◆ WHAT IS EXPECTED
Repeat exactly each line of the data provided below.

◆ RECORDS TO USE
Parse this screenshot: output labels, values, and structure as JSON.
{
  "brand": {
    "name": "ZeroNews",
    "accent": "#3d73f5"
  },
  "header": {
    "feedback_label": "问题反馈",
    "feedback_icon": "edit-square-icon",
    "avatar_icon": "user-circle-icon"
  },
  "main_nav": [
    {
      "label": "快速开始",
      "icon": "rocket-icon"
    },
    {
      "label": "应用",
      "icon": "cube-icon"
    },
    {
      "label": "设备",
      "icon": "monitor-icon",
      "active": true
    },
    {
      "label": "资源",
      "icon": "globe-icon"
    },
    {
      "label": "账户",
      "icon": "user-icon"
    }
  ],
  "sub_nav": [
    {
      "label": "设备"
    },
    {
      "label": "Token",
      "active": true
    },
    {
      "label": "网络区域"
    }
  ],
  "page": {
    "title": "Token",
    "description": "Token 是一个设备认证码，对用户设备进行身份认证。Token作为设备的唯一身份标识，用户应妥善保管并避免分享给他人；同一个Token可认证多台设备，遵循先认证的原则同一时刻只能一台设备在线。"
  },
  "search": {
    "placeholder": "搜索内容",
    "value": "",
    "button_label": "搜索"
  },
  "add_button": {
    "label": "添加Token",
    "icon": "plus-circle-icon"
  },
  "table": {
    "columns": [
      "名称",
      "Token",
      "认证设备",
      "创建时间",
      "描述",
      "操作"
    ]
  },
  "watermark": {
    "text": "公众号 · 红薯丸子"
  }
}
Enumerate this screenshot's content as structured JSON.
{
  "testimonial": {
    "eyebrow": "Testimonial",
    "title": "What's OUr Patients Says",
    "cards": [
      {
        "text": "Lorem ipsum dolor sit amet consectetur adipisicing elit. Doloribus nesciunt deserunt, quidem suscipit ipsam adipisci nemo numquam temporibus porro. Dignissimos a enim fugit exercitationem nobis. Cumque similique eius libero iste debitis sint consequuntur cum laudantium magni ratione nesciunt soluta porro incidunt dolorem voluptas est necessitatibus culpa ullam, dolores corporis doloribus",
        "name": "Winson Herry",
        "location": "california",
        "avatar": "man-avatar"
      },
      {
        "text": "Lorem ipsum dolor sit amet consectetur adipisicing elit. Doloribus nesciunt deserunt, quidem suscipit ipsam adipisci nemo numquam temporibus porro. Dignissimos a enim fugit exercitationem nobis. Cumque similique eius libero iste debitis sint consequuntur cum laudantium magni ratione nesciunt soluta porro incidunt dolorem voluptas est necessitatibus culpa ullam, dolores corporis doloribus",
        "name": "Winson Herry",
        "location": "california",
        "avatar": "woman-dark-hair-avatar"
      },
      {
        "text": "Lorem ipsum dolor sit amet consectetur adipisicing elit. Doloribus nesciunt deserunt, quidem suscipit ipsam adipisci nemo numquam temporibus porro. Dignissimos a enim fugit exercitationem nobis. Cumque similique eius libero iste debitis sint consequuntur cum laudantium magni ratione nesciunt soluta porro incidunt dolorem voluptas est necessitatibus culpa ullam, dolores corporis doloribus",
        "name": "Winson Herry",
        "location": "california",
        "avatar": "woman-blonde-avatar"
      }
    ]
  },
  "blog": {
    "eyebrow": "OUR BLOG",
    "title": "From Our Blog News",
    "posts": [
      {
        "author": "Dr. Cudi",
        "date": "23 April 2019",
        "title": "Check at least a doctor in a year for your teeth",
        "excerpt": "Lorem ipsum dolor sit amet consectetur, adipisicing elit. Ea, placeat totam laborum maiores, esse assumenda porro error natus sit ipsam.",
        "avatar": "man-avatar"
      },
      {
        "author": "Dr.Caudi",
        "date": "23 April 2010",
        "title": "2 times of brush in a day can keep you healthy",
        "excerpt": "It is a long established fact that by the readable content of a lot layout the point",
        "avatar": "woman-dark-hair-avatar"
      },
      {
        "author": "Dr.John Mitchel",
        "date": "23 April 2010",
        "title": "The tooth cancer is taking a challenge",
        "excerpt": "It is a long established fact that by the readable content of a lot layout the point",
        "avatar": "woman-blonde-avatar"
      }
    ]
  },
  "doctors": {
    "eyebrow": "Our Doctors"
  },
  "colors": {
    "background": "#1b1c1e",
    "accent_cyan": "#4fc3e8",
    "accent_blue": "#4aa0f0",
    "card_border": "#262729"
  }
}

◆ ANSWER FOR THIS EXERCISE
Parse this screenshot: output labels, values, and structure as JSON.
{
  "brand": {
    "name": "ZeroNews",
    "accent": "#3d73f5"
  },
  "header": {
    "feedback_label": "问题反馈",
    "feedback_icon": "edit-square-icon",
    "avatar_icon": "user-circle-icon"
  },
  "main_nav": [
    {
      "label": "快速开始",
      "icon": "rocket-icon"
    },
    {
      "label": "应用",
      "icon": "cube-icon"
    },
    {
      "label": "设备",
      "icon": "monitor-icon",
      "active": true
    },
    {
      "label": "资源",
      "icon": "globe-icon"
    },
    {
      "label": "账户",
      "icon": "user-icon"
    }
  ],
  "sub_nav": [
    {
      "label": "设备"
    },
    {
      "label": "Token",
      "active": true
    },
    {
      "label": "网络区域"
    }
  ],
  "page": {
    "title": "Token",
    "description": "Token 是一个设备认证码，对用户设备进行身份认证。Token作为设备的唯一身份标识，用户应妥善保管并避免分享给他人；同一个Token可认证多台设备，遵循先认证的原则同一时刻只能一台设备在线。"
  },
  "search": {
    "placeholder": "搜索内容",
    "value": "",
    "button_label": "搜索"
  },
  "add_button": {
    "label": "添加Token",
    "icon": "plus-circle-icon"
  },
  "table": {
    "columns": [
      "名称",
      "Token",
      "认证设备",
      "创建时间",
      "描述",
      "操作"
    ]
  },
  "watermark": {
    "text": "公众号 · 红薯丸子"
  }
}
Enumerate this screenshot's content as structured JSON.
{
  "testimonial": {
    "eyebrow": "Testimonial",
    "title": "What's OUr Patients Says",
    "cards": [
      {
        "text": "Lorem ipsum dolor sit amet consectetur adipisicing elit. Doloribus nesciunt deserunt, quidem suscipit ipsam adipisci nemo numquam temporibus porro. Dignissimos a enim fugit exercitationem nobis. Cumque similique eius libero iste debitis sint consequuntur cum laudantium magni ratione nesciunt soluta porro incidunt dolorem voluptas est necessitatibus culpa ullam, dolores corporis doloribus",
        "name": "Winson Herry",
        "location": "california",
        "avatar": "man-avatar"
      },
      {
        "text": "Lorem ipsum dolor sit amet consectetur adipisicing elit. Doloribus nesciunt deserunt, quidem suscipit ipsam adipisci nemo numquam temporibus porro. Dignissimos a enim fugit exercitationem nobis. Cumque similique eius libero iste debitis sint consequuntur cum laudantium magni ratione nesciunt soluta porro incidunt dolorem voluptas est necessitatibus culpa ullam, dolores corporis doloribus",
        "name": "Winson Herry",
        "location": "california",
        "avatar": "woman-dark-hair-avatar"
      },
      {
        "text": "Lorem ipsum dolor sit amet consectetur adipisicing elit. Doloribus nesciunt deserunt, quidem suscipit ipsam adipisci nemo numquam temporibus porro. Dignissimos a enim fugit exercitationem nobis. Cumque similique eius libero iste debitis sint consequuntur cum laudantium magni ratione nesciunt soluta porro incidunt dolorem voluptas est necessitatibus culpa ullam, dolores corporis doloribus",
        "name": "Winson Herry",
        "location": "california",
        "avatar": "woman-blonde-avatar"
      }
    ]
  },
  "blog": {
    "eyebrow": "OUR BLOG",
    "title": "From Our Blog News",
    "posts": [
      {
        "author": "Dr. Cudi",
        "date": "23 April 2019",
        "title": "Check at least a doctor in a year for your teeth",
        "excerpt": "Lorem ipsum dolor sit amet consectetur, adipisicing elit. Ea, placeat totam laborum maiores, esse assumenda porro error natus sit ipsam.",
        "avatar": "man-avatar"
      },
      {
        "author": "Dr.Caudi",
        "date": "23 April 2010",
        "title": "2 times of brush in a day can keep you healthy",
        "excerpt": "It is a long established fact that by the readable content of a lot layout the point",
        "avatar": "woman-dark-hair-avatar"
      },
      {
        "author": "Dr.John Mitchel",
        "date": "23 April 2010",
        "title": "The tooth cancer is taking a challenge",
        "excerpt": "It is a long established fact that by the readable content of a lot layout the point",
        "avatar": "woman-blonde-avatar"
      }
    ]
  },
  "doctors": {
    "eyebrow": "Our Doctors"
  },
  "colors": {
    "background": "#1b1c1e",
    "accent_cyan": "#4fc3e8",
    "accent_blue": "#4aa0f0",
    "card_border": "#262729"
  }
}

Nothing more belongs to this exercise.